What’s New on the Adams County Pour Tour? – 4/1
March 4, 2021
One of the best ways to experience history is to watch it come alive right in front of you. Living historians, encampments and presentations are found throughout Gettysburg starting in spring and usually ending late fall. Dedicated re-enactors embody famous generals, common soldiers and civilians who will engage with spectators giving them a deeper understanding of history. We’ve put together a list of living history hot spots where there’s a good chance you’ll find your favorite Civil War general leading drills or a platoon winding down after a days battle in an encampment.
Gettysburg National Military Park hosts many living history groups right where the battle happened. Both Union and Confederate re-enactors demonstrate to spectators the tools, tactics and firepower of the Civil War. These demonstrations can be found at the Pennsylvania Memorial, Pitzer Woods, Spangler’s Spring and Meade’s Headquarters. A full living history schedule can be found on the National Park Service website.
Most weekends during living history season, it isn’t unusual to see a Civil War encampment or soldiers on horseback on the front lawn of the Gettysburg Heritage Center. Each living history group comes with a different program that represents different aspects of a Civil War soldier’s life, whether it’s drills or living in an encampment. As with most living history groups, conversation with the re-enactors is highly encouraged to bring the history to life.
The Shriver House Museum tells the civilian experience and what residents went through during the Battle of Gettysburg through the story of one particular family, the Shriver family. All tour guides are dressed in period attire as they give the tour through the house. The Shriver house was overtaken by Confederate sharpshooters during the battle, and each year the museum re-enacts that event. Visitors not only get to see history play out before their eyes, but they get to participate. While younger visitors can have a nurse bandage their “wounds,” others can enjoy a root beer in the Shriver’s Saloon.
You can find living history all over the Farnsworth House. Behind the house is Camp Tiger, an authentic Civil War camp complete with tents, wagons, a spring house and a blacksmith tent. Living historians create experiences for groups to see what it was like to be a soldier in the “In Their Shoes” program. In addition to the encampment, period entertainers can be found in the beer garden playing music from the Civil War, and living historians give tours of the house’s attic and basement while describing the events which took place there in July of 1863.

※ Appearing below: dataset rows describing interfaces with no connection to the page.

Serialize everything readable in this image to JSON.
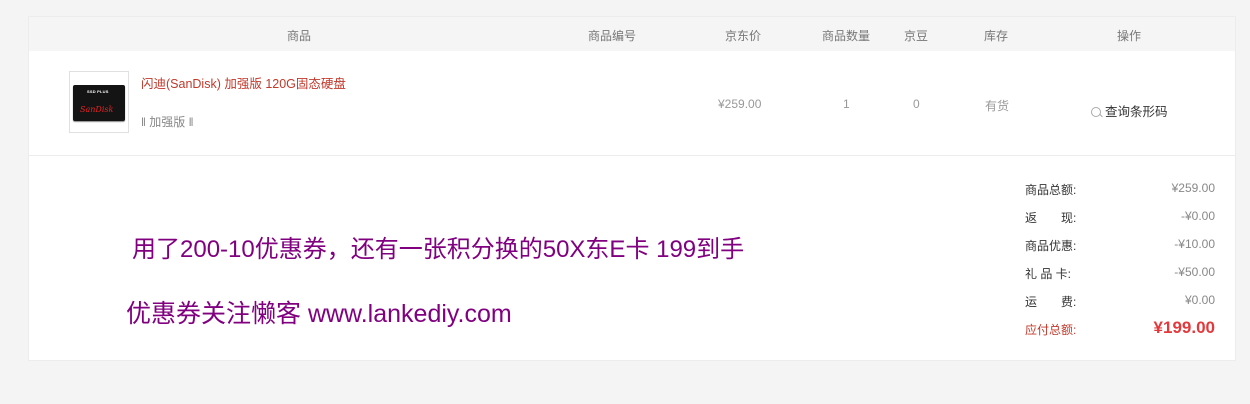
{
  "table_header": {
    "product": "商品",
    "sku": "商品编号",
    "jd_price": "京东价",
    "quantity": "商品数量",
    "jingdou": "京豆",
    "stock": "库存",
    "action": "操作"
  },
  "item": {
    "thumb_top_text": "SSD PLUS",
    "thumb_brand": "SanDisk",
    "title": "闪迪(SanDisk) 加强版 120G固态硬盘",
    "attribute": "‖ 加强版 ‖",
    "sku": "",
    "price": "¥259.00",
    "quantity": "1",
    "jingdou": "0",
    "stock": "有货",
    "action_label": "查询条形码"
  },
  "promo": {
    "line1": "用了200-10优惠券，还有一张积分换的50X东E卡 199到手",
    "line2": "优惠券关注懒客 www.lankediy.com"
  },
  "summary": {
    "goods_total_label": "商品总额:",
    "goods_total": "¥259.00",
    "cashback_label": "返　　现:",
    "cashback": "-¥0.00",
    "discount_label": "商品优惠:",
    "discount": "-¥10.00",
    "giftcard_label": "礼 品 卡:",
    "giftcard": "-¥50.00",
    "shipping_label": "运　　费:",
    "shipping": "¥0.00",
    "due_label": "应付总额:",
    "due": "¥199.00"
  },
  "colors": {
    "accent_red": "#e4393c",
    "link_red": "#c0392b",
    "promo_purple": "#800080"
  }
}
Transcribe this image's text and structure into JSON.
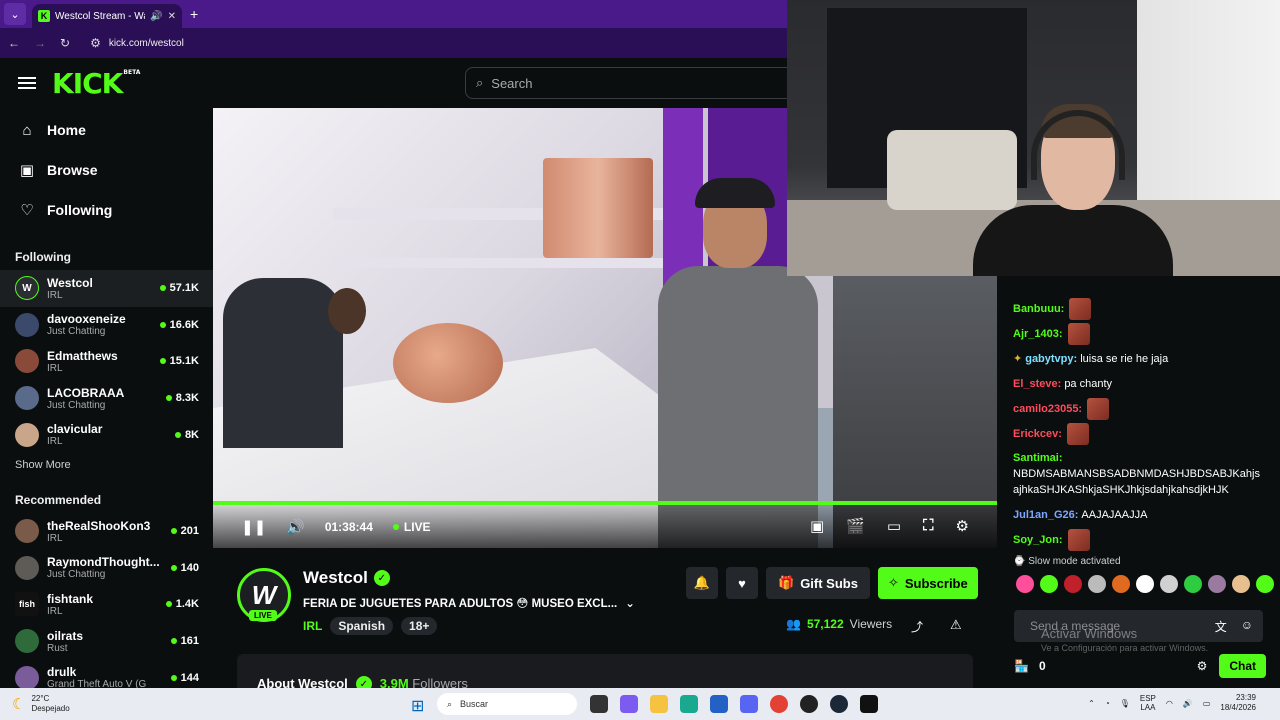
{
  "browser": {
    "tab_title": "Westcol Stream - Watch Li",
    "url": "kick.com/westcol"
  },
  "header": {
    "logo": "KICK",
    "logo_badge": "BETA",
    "search_placeholder": "Search"
  },
  "sidebar": {
    "nav": [
      {
        "label": "Home",
        "icon": "home-icon"
      },
      {
        "label": "Browse",
        "icon": "browse-icon"
      },
      {
        "label": "Following",
        "icon": "heart-icon"
      }
    ],
    "following_title": "Following",
    "following": [
      {
        "name": "Westcol",
        "category": "IRL",
        "viewers": "57.1K"
      },
      {
        "name": "davooxeneize",
        "category": "Just Chatting",
        "viewers": "16.6K"
      },
      {
        "name": "Edmatthews",
        "category": "IRL",
        "viewers": "15.1K"
      },
      {
        "name": "LACOBRAAA",
        "category": "Just Chatting",
        "viewers": "8.3K"
      },
      {
        "name": "clavicular",
        "category": "IRL",
        "viewers": "8K"
      }
    ],
    "show_more": "Show More",
    "recommended_title": "Recommended",
    "recommended": [
      {
        "name": "theRealShooKon3",
        "category": "IRL",
        "viewers": "201"
      },
      {
        "name": "RaymondThought...",
        "category": "Just Chatting",
        "viewers": "140"
      },
      {
        "name": "fishtank",
        "category": "IRL",
        "viewers": "1.4K"
      },
      {
        "name": "oilrats",
        "category": "Rust",
        "viewers": "161"
      },
      {
        "name": "drulk",
        "category": "Grand Theft Auto V (G",
        "viewers": "144"
      }
    ]
  },
  "player": {
    "time": "01:38:44",
    "live": "LIVE"
  },
  "channel": {
    "name": "Westcol",
    "avatar_letter": "W",
    "live_badge": "LIVE",
    "title": "FERIA DE JUGUETES PARA ADULTOS 😳 MUSEO EXCL...",
    "category": "IRL",
    "tags": [
      "Spanish",
      "18+"
    ],
    "gift_label": "Gift Subs",
    "subscribe_label": "Subscribe",
    "viewers": "57,122",
    "viewers_label": "Viewers",
    "about_title": "About Westcol",
    "followers": "3.9M",
    "followers_label": "Followers"
  },
  "chat": {
    "messages": [
      {
        "user": "Banbuuu:",
        "text": "",
        "color": "#53fc18",
        "emote": true
      },
      {
        "user": "Ajr_1403:",
        "text": "",
        "color": "#53fc18",
        "emote": true
      },
      {
        "user": "gabytvpy:",
        "text": "luisa se rie he jaja",
        "color": "#7ee0ff",
        "emote": false
      },
      {
        "user": "El_steve:",
        "text": "pa chanty",
        "color": "#ff4b5c",
        "emote": false
      },
      {
        "user": "camilo23055:",
        "text": "",
        "color": "#ff4b5c",
        "emote": true
      },
      {
        "user": "Erickcev:",
        "text": "",
        "color": "#ff4b5c",
        "emote": true
      },
      {
        "user": "Santimai:",
        "text": "NBDMSABMANSBSADBNMDASHJBDSABJKahjsajhkaSHJKAShkjaSHKJhkjsdahjkahsdjkHJK",
        "color": "#53fc18",
        "emote": false
      },
      {
        "user": "Jul1an_G26:",
        "text": "AAJAJAAJJA",
        "color": "#7ea8ff",
        "emote": false
      },
      {
        "user": "Soy_Jon:",
        "text": "",
        "color": "#53fc18",
        "emote": true
      }
    ],
    "slow_mode": "Slow mode activated",
    "input_placeholder": "Send a message",
    "points": "0",
    "chat_button": "Chat",
    "windows_activate": "Activar Windows",
    "windows_activate_sub": "Ve a Configuración para activar Windows."
  },
  "taskbar": {
    "temp": "22°C",
    "weather": "Despejado",
    "search": "Buscar",
    "lang": "ESP",
    "lang2": "LAA",
    "time": "23:39",
    "date": "18/4/2026"
  }
}
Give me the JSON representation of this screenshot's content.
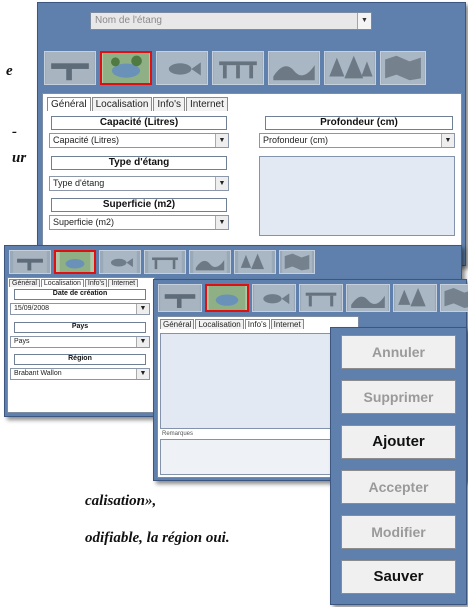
{
  "doc": {
    "line1": "e",
    "line2": "-",
    "line3": "ur",
    "line4": "",
    "line5": "calisation»,",
    "line6": "odifiable, la région oui."
  },
  "colors": {
    "window": "#5f80ad",
    "active_icon_border": "#e01010"
  },
  "main": {
    "pond_name_placeholder": "Nom de l'étang",
    "tabs": [
      "Général",
      "Localisation",
      "Info's",
      "Internet"
    ],
    "capacite": {
      "title": "Capacité (Litres)",
      "value": "Capacité (Litres)"
    },
    "type": {
      "title": "Type d'étang",
      "value": "Type d'étang"
    },
    "superficie": {
      "title": "Superficie (m2)",
      "value": "Superficie (m2)"
    },
    "profondeur": {
      "title": "Profondeur (cm)",
      "value": "Profondeur (cm)"
    },
    "icons": [
      "tool-icon",
      "pond-photo-icon",
      "fish-icon",
      "bridge-icon",
      "landscape-icon",
      "trees-icon",
      "map-icon"
    ]
  },
  "loc": {
    "tabs": [
      "Général",
      "Localisation",
      "Info's",
      "Internet"
    ],
    "date_title": "Date de création",
    "date_value": "15/09/2008",
    "pays_title": "Pays",
    "pays_value": "Pays",
    "region_title": "Région",
    "region_value": "Brabant Wallon"
  },
  "info": {
    "tabs": [
      "Général",
      "Localisation",
      "Info's",
      "Internet"
    ],
    "remarks_label": "Remarques"
  },
  "buttons": [
    {
      "label": "Annuler",
      "enabled": false
    },
    {
      "label": "Supprimer",
      "enabled": false
    },
    {
      "label": "Ajouter",
      "enabled": true
    },
    {
      "label": "Accepter",
      "enabled": false
    },
    {
      "label": "Modifier",
      "enabled": false
    },
    {
      "label": "Sauver",
      "enabled": true
    }
  ]
}
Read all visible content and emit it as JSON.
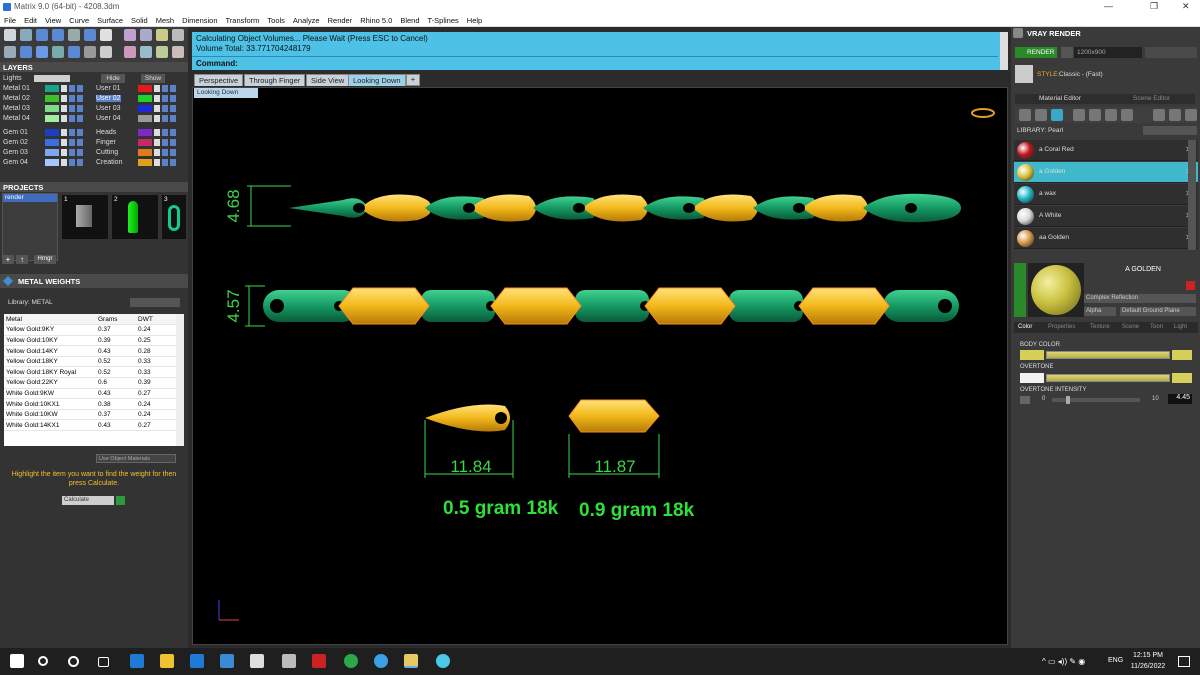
{
  "app": {
    "title": "Matrix 9.0 (64-bit) - 4208.3dm"
  },
  "window_controls": {
    "minimize": "—",
    "maximize": "❐",
    "close": "✕"
  },
  "menu": [
    "File",
    "Edit",
    "View",
    "Curve",
    "Surface",
    "Solid",
    "Mesh",
    "Dimension",
    "Transform",
    "Tools",
    "Analyze",
    "Render",
    "Rhino 5.0",
    "Blend",
    "T-Splines",
    "Help"
  ],
  "layers": {
    "title": "LAYERS",
    "lights": "Lights",
    "hide": "Hide",
    "show": "Show",
    "left": [
      {
        "name": "Metal 01",
        "color": "#1aa38a"
      },
      {
        "name": "Metal 02",
        "color": "#3fbf2a"
      },
      {
        "name": "Metal 03",
        "color": "#7fd98a"
      },
      {
        "name": "Metal 04",
        "color": "#9ef0a0"
      },
      {
        "name": "Gem 01",
        "color": "#1b3fc0"
      },
      {
        "name": "Gem 02",
        "color": "#3b6fe0"
      },
      {
        "name": "Gem 03",
        "color": "#7fa6f0"
      },
      {
        "name": "Gem 04",
        "color": "#a9c7ff"
      }
    ],
    "right": [
      {
        "name": "User 01",
        "color": "#e21a1a"
      },
      {
        "name": "User 02",
        "color": "#21d12a"
      },
      {
        "name": "User 03",
        "color": "#1a2ad6"
      },
      {
        "name": "User 04",
        "color": "#9a9a9a"
      },
      {
        "name": "Heads",
        "color": "#7b2ac6"
      },
      {
        "name": "Finger",
        "color": "#c42a6a"
      },
      {
        "name": "Cutting",
        "color": "#e07a1a"
      },
      {
        "name": "Creation",
        "color": "#e0a01a"
      }
    ]
  },
  "projects": {
    "title": "PROJECTS",
    "item": "render",
    "thumbs": [
      "1",
      "2",
      "3"
    ],
    "buttons": [
      "+",
      "↑",
      "Hrngr"
    ]
  },
  "metal_weights": {
    "title": "METAL WEIGHTS",
    "library": "Library: METAL",
    "cols": [
      "Metal",
      "Grams",
      "DWT"
    ],
    "rows": [
      [
        "Yellow Gold:9KY",
        "0.37",
        "0.24"
      ],
      [
        "Yellow Gold:10KY",
        "0.39",
        "0.25"
      ],
      [
        "Yellow Gold:14KY",
        "0.43",
        "0.28"
      ],
      [
        "Yellow Gold:18KY",
        "0.52",
        "0.33"
      ],
      [
        "Yellow Gold:18KY Royal",
        "0.52",
        "0.33"
      ],
      [
        "Yellow Gold:22KY",
        "0.6",
        "0.39"
      ],
      [
        "White Gold:9KW",
        "0.43",
        "0.27"
      ],
      [
        "White Gold:10KX1",
        "0.38",
        "0.24"
      ],
      [
        "White Gold:10KW",
        "0.37",
        "0.24"
      ],
      [
        "White Gold:14KX1",
        "0.43",
        "0.27"
      ]
    ],
    "use_object_materials": "Use Object Materials",
    "hint": "Highlight the item you want to find the weight for then press Calculate.",
    "calculate": "Calculate"
  },
  "command": {
    "line1": "Calculating Object Volumes... Please Wait (Press ESC to Cancel)",
    "line2": "Volume Total: 33.771704248179",
    "prompt": "Command:"
  },
  "viewtabs": [
    "Perspective",
    "Through Finger",
    "Side View",
    "Looking Down"
  ],
  "active_view_label": "Looking Down",
  "dims": {
    "d1": "4.68",
    "d2": "4.57",
    "d3": "11.84",
    "d4": "11.87",
    "w1": "0.5 gram 18k",
    "w2": "0.9 gram 18k"
  },
  "vray": {
    "title": "VRAY RENDER",
    "render": "RENDER",
    "resolution": "1200x900",
    "style_label": "STYLE:",
    "style": "Classic - (Fast)",
    "tabs": [
      "Material Editor",
      "Scene Editor"
    ],
    "library": "LIBRARY: Pearl",
    "materials": [
      {
        "name": "a Coral Red",
        "color": "#c0141a"
      },
      {
        "name": "a Golden",
        "color": "#d8c23a"
      },
      {
        "name": "a wax",
        "color": "#20b8c8"
      },
      {
        "name": "A White",
        "color": "#d8d8d8"
      },
      {
        "name": "aa Golden",
        "color": "#d89a4a"
      }
    ],
    "selected": "A GOLDEN",
    "reflection": "Complex Reflection",
    "alpha": "Alpha",
    "ground": "Default Ground Plane",
    "subtabs": [
      "Color",
      "Properties",
      "Texture",
      "Scene",
      "Toon",
      "Light"
    ],
    "body_color": "BODY COLOR",
    "overtone": "OVERTONE",
    "overtone_intensity": "OVERTONE INTENSITY",
    "int_min": "0",
    "int_max": "10",
    "int_val": "4.45"
  },
  "taskbar": {
    "time": "12:15 PM",
    "date": "11/26/2022",
    "lang": "ENG"
  }
}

The Daniel Lady Farm served as a Confederate field hospital during and after the Battle of Gettysburg. The barn has since been restored and opened for guided tours on the weekend. In addition to tours numerous events are held at the farm, including living historians and skirmished of the Civil War, the French and Indian War and World War II.
Living history can be found in many places throughout Gettysburg, not just on the battlefield or certain properties. Horse Tours of Gettysburg brings living historians and period musicians on their carriage tours around the town of Gettysburg. Sit back and enjoy the ride through town as the living historians take you to another time period through tales and songs.
Northern Central Railway is a Civil War and Railroad historical experience aboard a steam powered, replica excursion train. Period musicians and living historians ride the train every weekend, engaging with passengers, telling their stories and singing their songs. Aboard you can find many entertainers, musicians and actors.
Each September, the Eisenhower National Historic Site hosts an authentic recreation of Allied and German army camps, complete with original World War II vehicles on the property. Hundreds of living history enthusiasts portray military personnel form 1944. Throughout the weekend, there are demonstrations on military medicine, weapons and equipment, communications and life of the common soldier.
Gettysburg is full of history, and living historians not only provide a means of learning that history in a new way, but create lasting memories for those who have the chance to engage with them.